[Records drawn from a dataset]
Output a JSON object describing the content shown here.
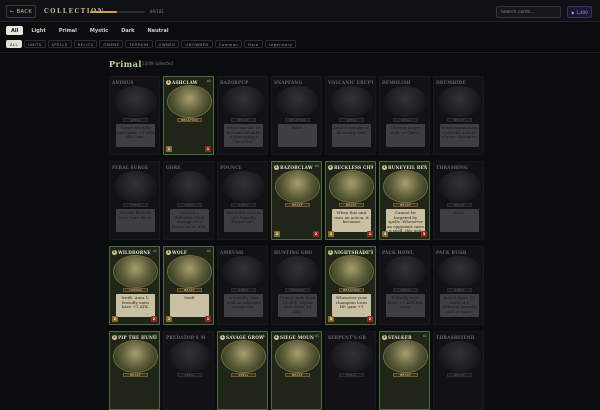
{
  "header": {
    "back_label": "← BACK",
    "title": "COLLECTION",
    "progress_text": "89/181",
    "progress_fraction": 0.49,
    "search_placeholder": "Search cards...",
    "user_label": "1,400"
  },
  "filters": {
    "primary": [
      {
        "label": "All",
        "active": true
      },
      {
        "label": "Light",
        "active": false
      },
      {
        "label": "Primal",
        "active": false
      },
      {
        "label": "Mystic",
        "active": false
      },
      {
        "label": "Dark",
        "active": false
      },
      {
        "label": "Neutral",
        "active": false
      }
    ],
    "secondary": [
      {
        "label": "ALL",
        "active": true
      },
      {
        "label": "UNITS",
        "active": false
      },
      {
        "label": "SPELLS",
        "active": false
      },
      {
        "label": "RELICS",
        "active": false
      },
      {
        "label": "OMENS",
        "active": false
      },
      {
        "label": "TERRAIN",
        "active": false
      },
      {
        "label": "OWNED",
        "active": false
      },
      {
        "label": "UNOWNED",
        "active": false
      },
      {
        "label": "Common",
        "active": false
      },
      {
        "label": "Rare",
        "active": false
      },
      {
        "label": "Legendary",
        "active": false
      }
    ]
  },
  "section": {
    "faction": "Primal",
    "collected_text": "13/49 collected"
  },
  "cards": [
    {
      "name": "ANIMUS",
      "cost": "",
      "qty": "",
      "type": "SPELL",
      "text": "Target friendly unit gains +1 ATK this turn.",
      "atk": "",
      "hp": "",
      "owned": false
    },
    {
      "name": "ASHCLAW",
      "cost": "1",
      "qty": "x1",
      "type": "BEASTKIN",
      "text": "",
      "atk": "1",
      "hp": "1",
      "owned": true
    },
    {
      "name": "RAZORPUP",
      "cost": "",
      "qty": "",
      "type": "BEAST",
      "text": "Write one tile of fuel and all units is damaging a character.",
      "atk": "",
      "hp": "",
      "owned": false
    },
    {
      "name": "SNAPFANG",
      "cost": "",
      "qty": "",
      "type": "BEASTKIN",
      "text": "Rush.",
      "atk": "",
      "hp": "",
      "owned": false
    },
    {
      "name": "VOLCANIC ERUPT",
      "cost": "",
      "qty": "",
      "type": "SPELL",
      "text": "Deal 3 damage to an enemy unit.",
      "atk": "",
      "hp": "",
      "owned": false
    },
    {
      "name": "DEMOLISH",
      "cost": "",
      "qty": "",
      "type": "SPELL",
      "text": "Destroy target Relic or Omen.",
      "atk": "",
      "hp": "",
      "owned": false
    },
    {
      "name": "DRUMHIDE",
      "cost": "",
      "qty": "",
      "type": "BEAST",
      "text": "When summoned, roots the actions of your champion.",
      "atk": "",
      "hp": "",
      "owned": false
    },
    {
      "name": "FERAL SURGE",
      "cost": "",
      "qty": "",
      "type": "SPELL",
      "text": "Nearby friendly units have Rush.",
      "atk": "",
      "hp": "",
      "owned": false
    },
    {
      "name": "GORE",
      "cost": "",
      "qty": "",
      "type": "SPELL",
      "text": "Choose a defender. Deal damage to it based on its ATK.",
      "atk": "",
      "hp": "",
      "owned": false
    },
    {
      "name": "POUNCE",
      "cost": "",
      "qty": "",
      "type": "SPELL",
      "text": "Reset the actions of a friendly Primal unit.",
      "atk": "",
      "hp": "",
      "owned": false
    },
    {
      "name": "RAZORCLAW",
      "cost": "2",
      "qty": "x1",
      "type": "BEAST",
      "text": "",
      "atk": "2",
      "hp": "2",
      "owned": true
    },
    {
      "name": "RECKLESS CHARG",
      "cost": "2",
      "qty": "x1",
      "type": "BEAST",
      "text": "When this unit uses an action, it becomes",
      "atk": "2",
      "hp": "1",
      "owned": true
    },
    {
      "name": "RUNEVEIL BEA",
      "cost": "3",
      "qty": "x1",
      "type": "BEAST",
      "text": "Cannot be targeted by spells. Whenever an opponent casts a spell, this unit permanently gains +1/+1.",
      "atk": "3",
      "hp": "3",
      "owned": true
    },
    {
      "name": "THRASHING",
      "cost": "",
      "qty": "",
      "type": "BEAST",
      "text": "Rush.",
      "atk": "",
      "hp": "",
      "owned": false
    },
    {
      "name": "WILDBORNE",
      "cost": "2",
      "qty": "x1",
      "type": "HUMAN",
      "text": "Swift. Aura 1: friendly units have +1 ATK.",
      "atk": "2",
      "hp": "2",
      "owned": true
    },
    {
      "name": "WOLF",
      "cost": "1",
      "qty": "x1",
      "type": "BEAST",
      "text": "Swift",
      "atk": "1",
      "hp": "1",
      "owned": true
    },
    {
      "name": "AMBUSH",
      "cost": "",
      "qty": "",
      "type": "SPELL",
      "text": "A friendly unit with an adjacent enemy unit.",
      "atk": "",
      "hp": "",
      "owned": false
    },
    {
      "name": "HUNTING GRO",
      "cost": "",
      "qty": "",
      "type": "TERRAIN",
      "text": "Primal units have +1 ATK. Mystic units have +1 ATK.",
      "atk": "",
      "hp": "",
      "owned": false
    },
    {
      "name": "NIGHTSHADE REA",
      "cost": "3",
      "qty": "x1",
      "type": "BEASTKIN",
      "text": "Whenever your champion loses HP, gain +1",
      "atk": "3",
      "hp": "2",
      "owned": true
    },
    {
      "name": "PACK HOWL",
      "cost": "",
      "qty": "",
      "type": "SPELL",
      "text": "Friendly units have +1 ATK this turn.",
      "atk": "",
      "hp": "",
      "owned": false
    },
    {
      "name": "PACK RUSH",
      "cost": "",
      "qty": "",
      "type": "SPELL",
      "text": "Select three (3) units of a different friendly unit or more.",
      "atk": "",
      "hp": "",
      "owned": false
    },
    {
      "name": "PIP THE HUNGE",
      "cost": "2",
      "qty": "x1",
      "type": "BEAST",
      "text": "",
      "atk": "",
      "hp": "",
      "owned": true
    },
    {
      "name": "PREDATOR'S M",
      "cost": "",
      "qty": "",
      "type": "SPELL",
      "text": "",
      "atk": "",
      "hp": "",
      "owned": false
    },
    {
      "name": "SAVAGE GROW",
      "cost": "1",
      "qty": "x1",
      "type": "SPELL",
      "text": "",
      "atk": "",
      "hp": "",
      "owned": true
    },
    {
      "name": "SIEGE MOUN",
      "cost": "4",
      "qty": "x1",
      "type": "BEAST",
      "text": "",
      "atk": "",
      "hp": "",
      "owned": true
    },
    {
      "name": "SERPENT'S GR",
      "cost": "",
      "qty": "",
      "type": "SPELL",
      "text": "",
      "atk": "",
      "hp": "",
      "owned": false
    },
    {
      "name": "STALKER",
      "cost": "3",
      "qty": "x1",
      "type": "BEAST",
      "text": "",
      "atk": "",
      "hp": "",
      "owned": true
    },
    {
      "name": "THRASHFIEND",
      "cost": "",
      "qty": "",
      "type": "BEAST",
      "text": "",
      "atk": "",
      "hp": "",
      "owned": false
    }
  ]
}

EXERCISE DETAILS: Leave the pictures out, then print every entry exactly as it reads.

SOLUTION TO THIS TASK:
Output a JSON object describing the content shown here.
{
  "header": {
    "back_label": "← BACK",
    "title": "COLLECTION",
    "progress_text": "89/181",
    "progress_fraction": 0.49,
    "search_placeholder": "Search cards...",
    "user_label": "1,400"
  },
  "filters": {
    "primary": [
      {
        "label": "All",
        "active": true
      },
      {
        "label": "Light",
        "active": false
      },
      {
        "label": "Primal",
        "active": false
      },
      {
        "label": "Mystic",
        "active": false
      },
      {
        "label": "Dark",
        "active": false
      },
      {
        "label": "Neutral",
        "active": false
      }
    ],
    "secondary": [
      {
        "label": "ALL",
        "active": true
      },
      {
        "label": "UNITS",
        "active": false
      },
      {
        "label": "SPELLS",
        "active": false
      },
      {
        "label": "RELICS",
        "active": false
      },
      {
        "label": "OMENS",
        "active": false
      },
      {
        "label": "TERRAIN",
        "active": false
      },
      {
        "label": "OWNED",
        "active": false
      },
      {
        "label": "UNOWNED",
        "active": false
      },
      {
        "label": "Common",
        "active": false
      },
      {
        "label": "Rare",
        "active": false
      },
      {
        "label": "Legendary",
        "active": false
      }
    ]
  },
  "section": {
    "faction": "Primal",
    "collected_text": "13/49 collected"
  },
  "cards": [
    {
      "name": "ANIMUS",
      "cost": "",
      "qty": "",
      "type": "SPELL",
      "text": "Target friendly unit gains +1 ATK this turn.",
      "atk": "",
      "hp": "",
      "owned": false
    },
    {
      "name": "ASHCLAW",
      "cost": "1",
      "qty": "x1",
      "type": "BEASTKIN",
      "text": "",
      "atk": "1",
      "hp": "1",
      "owned": true
    },
    {
      "name": "RAZORPUP",
      "cost": "",
      "qty": "",
      "type": "BEAST",
      "text": "Write one tile of fuel and all units is damaging a character.",
      "atk": "",
      "hp": "",
      "owned": false
    },
    {
      "name": "SNAPFANG",
      "cost": "",
      "qty": "",
      "type": "BEASTKIN",
      "text": "Rush.",
      "atk": "",
      "hp": "",
      "owned": false
    },
    {
      "name": "VOLCANIC ERUPT",
      "cost": "",
      "qty": "",
      "type": "SPELL",
      "text": "Deal 3 damage to an enemy unit.",
      "atk": "",
      "hp": "",
      "owned": false
    },
    {
      "name": "DEMOLISH",
      "cost": "",
      "qty": "",
      "type": "SPELL",
      "text": "Destroy target Relic or Omen.",
      "atk": "",
      "hp": "",
      "owned": false
    },
    {
      "name": "DRUMHIDE",
      "cost": "",
      "qty": "",
      "type": "BEAST",
      "text": "When summoned, roots the actions of your champion.",
      "atk": "",
      "hp": "",
      "owned": false
    },
    {
      "name": "FERAL SURGE",
      "cost": "",
      "qty": "",
      "type": "SPELL",
      "text": "Nearby friendly units have Rush.",
      "atk": "",
      "hp": "",
      "owned": false
    },
    {
      "name": "GORE",
      "cost": "",
      "qty": "",
      "type": "SPELL",
      "text": "Choose a defender. Deal damage to it based on its ATK.",
      "atk": "",
      "hp": "",
      "owned": false
    },
    {
      "name": "POUNCE",
      "cost": "",
      "qty": "",
      "type": "SPELL",
      "text": "Reset the actions of a friendly Primal unit.",
      "atk": "",
      "hp": "",
      "owned": false
    },
    {
      "name": "RAZORCLAW",
      "cost": "2",
      "qty": "x1",
      "type": "BEAST",
      "text": "",
      "atk": "2",
      "hp": "2",
      "owned": true
    },
    {
      "name": "RECKLESS CHARG",
      "cost": "2",
      "qty": "x1",
      "type": "BEAST",
      "text": "When this unit uses an action, it becomes",
      "atk": "2",
      "hp": "1",
      "owned": true
    },
    {
      "name": "RUNEVEIL BEA",
      "cost": "3",
      "qty": "x1",
      "type": "BEAST",
      "text": "Cannot be targeted by spells. Whenever an opponent casts a spell, this unit permanently gains +1/+1.",
      "atk": "3",
      "hp": "3",
      "owned": true
    },
    {
      "name": "THRASHING",
      "cost": "",
      "qty": "",
      "type": "BEAST",
      "text": "Rush.",
      "atk": "",
      "hp": "",
      "owned": false
    },
    {
      "name": "WILDBORNE",
      "cost": "2",
      "qty": "x1",
      "type": "HUMAN",
      "text": "Swift. Aura 1: friendly units have +1 ATK.",
      "atk": "2",
      "hp": "2",
      "owned": true
    },
    {
      "name": "WOLF",
      "cost": "1",
      "qty": "x1",
      "type": "BEAST",
      "text": "Swift",
      "atk": "1",
      "hp": "1",
      "owned": true
    },
    {
      "name": "AMBUSH",
      "cost": "",
      "qty": "",
      "type": "SPELL",
      "text": "A friendly unit with an adjacent enemy unit.",
      "atk": "",
      "hp": "",
      "owned": false
    },
    {
      "name": "HUNTING GRO",
      "cost": "",
      "qty": "",
      "type": "TERRAIN",
      "text": "Primal units have +1 ATK. Mystic units have +1 ATK.",
      "atk": "",
      "hp": "",
      "owned": false
    },
    {
      "name": "NIGHTSHADE REA",
      "cost": "3",
      "qty": "x1",
      "type": "BEASTKIN",
      "text": "Whenever your champion loses HP, gain +1",
      "atk": "3",
      "hp": "2",
      "owned": true
    },
    {
      "name": "PACK HOWL",
      "cost": "",
      "qty": "",
      "type": "SPELL",
      "text": "Friendly units have +1 ATK this turn.",
      "atk": "",
      "hp": "",
      "owned": false
    },
    {
      "name": "PACK RUSH",
      "cost": "",
      "qty": "",
      "type": "SPELL",
      "text": "Select three (3) units of a different friendly unit or more.",
      "atk": "",
      "hp": "",
      "owned": false
    },
    {
      "name": "PIP THE HUNGE",
      "cost": "2",
      "qty": "x1",
      "type": "BEAST",
      "text": "",
      "atk": "",
      "hp": "",
      "owned": true
    },
    {
      "name": "PREDATOR'S M",
      "cost": "",
      "qty": "",
      "type": "SPELL",
      "text": "",
      "atk": "",
      "hp": "",
      "owned": false
    },
    {
      "name": "SAVAGE GROW",
      "cost": "1",
      "qty": "x1",
      "type": "SPELL",
      "text": "",
      "atk": "",
      "hp": "",
      "owned": true
    },
    {
      "name": "SIEGE MOUN",
      "cost": "4",
      "qty": "x1",
      "type": "BEAST",
      "text": "",
      "atk": "",
      "hp": "",
      "owned": true
    },
    {
      "name": "SERPENT'S GR",
      "cost": "",
      "qty": "",
      "type": "SPELL",
      "text": "",
      "atk": "",
      "hp": "",
      "owned": false
    },
    {
      "name": "STALKER",
      "cost": "3",
      "qty": "x1",
      "type": "BEAST",
      "text": "",
      "atk": "",
      "hp": "",
      "owned": true
    },
    {
      "name": "THRASHFIEND",
      "cost": "",
      "qty": "",
      "type": "BEAST",
      "text": "",
      "atk": "",
      "hp": "",
      "owned": false
    }
  ]
}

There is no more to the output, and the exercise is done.